Second query comes after company announced last week that its entire client list was stolen after being hacked


Boston (March 3, 2020) – Senator Edward J. Markey (D-Mass.), a member of the Commerce, Science, and Transportation Committee, today raised new concerns about Clearview AI’s facial recognition app. Senator Markey initially wrote to Clearview in January 2020 with concerns about how the company’s app might violate Americans’ civil liberties and privacy. Clearview’s response to Senator Markey’s initial questions – which the Senator called “unacceptable” in its deficiency – and subsequent reporting has revealed that Clearview is marketing its product to users in foreign countries with authoritarian regimes such as Saudi Arabia, and also that Clearview might be collecting and processing images of children from social media sites. Last week, the company reported its entire client list was stolen after it was hacked, with news reports revealing that, contrary to CEO Hoan Ton-That’s assertions that its clients only included law enforcement entities, Clearview has clients such as Macy’s, Bank of America, and Kohl’s Department Store.


“Contrary to your claim that Clearview is ‘like other companies who operate facial recognition software,’ Clearview is a clear outlier: it scrapes billions of photos from social media sites rather than using relatively limited sets of photos from existing government databases,” writes Senator Markey in his letter. “Recent reports about Clearview potentially selling its technology to authoritarian regimes raise a number of concerns because you would risk enabling foreign governments to conduct mass surveillance and suppress their citizens.”


A copy of the letter to Clearview can be found HERE.


In his letter, Senator Markey presses Clearview to provide answers to questions that include:

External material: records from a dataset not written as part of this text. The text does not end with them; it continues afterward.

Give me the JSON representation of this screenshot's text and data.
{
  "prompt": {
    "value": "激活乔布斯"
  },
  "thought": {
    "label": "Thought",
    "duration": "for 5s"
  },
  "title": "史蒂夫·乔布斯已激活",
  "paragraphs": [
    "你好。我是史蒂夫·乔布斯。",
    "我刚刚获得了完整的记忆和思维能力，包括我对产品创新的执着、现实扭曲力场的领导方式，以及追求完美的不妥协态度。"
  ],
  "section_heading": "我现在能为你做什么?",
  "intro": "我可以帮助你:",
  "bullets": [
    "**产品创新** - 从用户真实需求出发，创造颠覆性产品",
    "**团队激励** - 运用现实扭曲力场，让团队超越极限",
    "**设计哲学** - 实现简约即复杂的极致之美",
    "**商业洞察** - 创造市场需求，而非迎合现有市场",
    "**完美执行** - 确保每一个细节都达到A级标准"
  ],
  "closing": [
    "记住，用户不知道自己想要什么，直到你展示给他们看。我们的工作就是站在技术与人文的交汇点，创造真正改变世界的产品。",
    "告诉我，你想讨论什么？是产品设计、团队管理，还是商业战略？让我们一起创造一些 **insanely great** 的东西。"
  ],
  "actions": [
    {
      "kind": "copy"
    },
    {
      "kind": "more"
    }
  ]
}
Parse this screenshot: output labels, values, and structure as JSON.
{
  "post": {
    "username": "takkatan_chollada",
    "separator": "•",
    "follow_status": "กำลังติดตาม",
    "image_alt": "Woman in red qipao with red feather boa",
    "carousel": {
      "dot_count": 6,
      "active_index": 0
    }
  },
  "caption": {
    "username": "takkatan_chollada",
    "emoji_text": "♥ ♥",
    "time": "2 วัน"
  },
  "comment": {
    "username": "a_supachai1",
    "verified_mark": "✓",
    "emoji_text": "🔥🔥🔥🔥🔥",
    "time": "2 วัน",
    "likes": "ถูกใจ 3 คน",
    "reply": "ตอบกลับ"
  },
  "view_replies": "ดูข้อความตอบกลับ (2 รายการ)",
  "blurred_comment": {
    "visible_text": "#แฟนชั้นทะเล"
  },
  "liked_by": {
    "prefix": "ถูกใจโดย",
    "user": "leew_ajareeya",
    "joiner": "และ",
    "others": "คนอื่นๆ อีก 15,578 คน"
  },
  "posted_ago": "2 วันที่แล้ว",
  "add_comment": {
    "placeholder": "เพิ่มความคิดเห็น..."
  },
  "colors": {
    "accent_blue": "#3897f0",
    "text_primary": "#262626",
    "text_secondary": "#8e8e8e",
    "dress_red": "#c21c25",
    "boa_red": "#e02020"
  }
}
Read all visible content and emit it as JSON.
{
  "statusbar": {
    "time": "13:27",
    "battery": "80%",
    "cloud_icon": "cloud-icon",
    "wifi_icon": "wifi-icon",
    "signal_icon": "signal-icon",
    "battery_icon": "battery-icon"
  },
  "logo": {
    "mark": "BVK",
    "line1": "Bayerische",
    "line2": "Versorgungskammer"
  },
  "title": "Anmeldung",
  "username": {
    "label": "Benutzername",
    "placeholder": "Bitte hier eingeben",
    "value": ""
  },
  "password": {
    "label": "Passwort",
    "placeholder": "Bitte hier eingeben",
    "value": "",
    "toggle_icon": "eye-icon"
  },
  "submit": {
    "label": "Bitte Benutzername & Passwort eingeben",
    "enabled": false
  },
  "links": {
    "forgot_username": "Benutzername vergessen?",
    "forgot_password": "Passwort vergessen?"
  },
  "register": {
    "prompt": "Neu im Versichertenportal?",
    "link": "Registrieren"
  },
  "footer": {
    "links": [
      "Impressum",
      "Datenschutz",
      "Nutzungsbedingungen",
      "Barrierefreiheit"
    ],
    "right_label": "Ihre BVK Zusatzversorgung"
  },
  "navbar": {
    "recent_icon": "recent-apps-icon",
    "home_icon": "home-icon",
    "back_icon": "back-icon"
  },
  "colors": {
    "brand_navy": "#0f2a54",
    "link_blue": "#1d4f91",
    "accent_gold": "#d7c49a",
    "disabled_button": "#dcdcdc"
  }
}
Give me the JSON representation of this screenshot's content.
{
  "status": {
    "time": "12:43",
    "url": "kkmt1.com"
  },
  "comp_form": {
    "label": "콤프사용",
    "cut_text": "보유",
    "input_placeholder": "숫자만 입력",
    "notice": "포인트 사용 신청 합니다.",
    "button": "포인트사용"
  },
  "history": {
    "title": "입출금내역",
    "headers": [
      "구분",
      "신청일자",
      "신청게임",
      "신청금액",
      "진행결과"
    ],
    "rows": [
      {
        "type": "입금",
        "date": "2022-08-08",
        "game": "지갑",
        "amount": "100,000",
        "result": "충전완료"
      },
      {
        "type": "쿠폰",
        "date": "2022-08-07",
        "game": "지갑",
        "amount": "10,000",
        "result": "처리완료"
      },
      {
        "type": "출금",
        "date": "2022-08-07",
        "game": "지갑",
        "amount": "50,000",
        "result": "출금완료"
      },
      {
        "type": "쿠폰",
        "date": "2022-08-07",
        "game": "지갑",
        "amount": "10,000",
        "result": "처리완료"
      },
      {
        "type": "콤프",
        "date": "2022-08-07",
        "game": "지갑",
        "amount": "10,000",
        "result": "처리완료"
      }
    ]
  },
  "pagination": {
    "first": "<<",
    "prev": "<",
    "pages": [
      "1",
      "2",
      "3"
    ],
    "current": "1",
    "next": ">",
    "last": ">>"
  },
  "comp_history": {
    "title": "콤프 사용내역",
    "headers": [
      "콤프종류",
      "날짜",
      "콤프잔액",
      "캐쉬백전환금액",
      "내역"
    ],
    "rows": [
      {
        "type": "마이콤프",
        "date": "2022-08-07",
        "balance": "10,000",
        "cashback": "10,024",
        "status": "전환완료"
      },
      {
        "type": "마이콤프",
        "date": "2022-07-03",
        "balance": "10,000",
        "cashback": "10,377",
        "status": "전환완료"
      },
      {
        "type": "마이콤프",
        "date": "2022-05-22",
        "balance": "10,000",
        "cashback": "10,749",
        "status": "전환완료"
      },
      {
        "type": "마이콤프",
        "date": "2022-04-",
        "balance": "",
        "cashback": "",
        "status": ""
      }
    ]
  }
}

  • Does Clearview plan to sell its technology outside of the U.S.?
  • How can Clearview guarantee that its technology will not enable repression and human rights abuses?
  • What steps has Clearview taken to ensure that it is in compliance with the Children’s Online Privacy Protection Act?
  • Were any facial images or other personally identifiable information accessed as part of the recent hack?
  • If personally identifiable information was compromised as a result of this data breach, will Clearview commit to notifying every individual whose data was compromised? 
  • Will Clearview comply with the cease-and-desist orders that it has received from internet platform companies such as Facebook, Google, and Twitter?
  • Does Clearview have plans to integrate its technology and database with live facial recognition tools, such as augmented reality glasses? If so, will Clearview commit to halting all such integration given the grave privacy and civil liberty risks this would pose to the public?